Task
Some lines in the data below hold the string "photo". Report how many, as a bare number.

[Excerpts from an interface dataset]
---

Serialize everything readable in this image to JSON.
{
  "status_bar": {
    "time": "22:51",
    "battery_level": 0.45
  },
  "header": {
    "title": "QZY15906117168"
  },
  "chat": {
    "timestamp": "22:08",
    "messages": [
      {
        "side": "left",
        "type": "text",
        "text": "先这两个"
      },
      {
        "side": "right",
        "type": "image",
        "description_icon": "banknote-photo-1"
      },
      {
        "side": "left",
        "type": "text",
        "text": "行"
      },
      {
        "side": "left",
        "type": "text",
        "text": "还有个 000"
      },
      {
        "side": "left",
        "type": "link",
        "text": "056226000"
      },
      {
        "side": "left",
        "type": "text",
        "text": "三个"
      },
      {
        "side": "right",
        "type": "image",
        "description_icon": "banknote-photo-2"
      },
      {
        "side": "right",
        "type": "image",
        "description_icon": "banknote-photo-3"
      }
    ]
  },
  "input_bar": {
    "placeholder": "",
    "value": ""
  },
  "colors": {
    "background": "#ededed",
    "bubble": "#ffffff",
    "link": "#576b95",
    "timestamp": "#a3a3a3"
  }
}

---

Answer area
3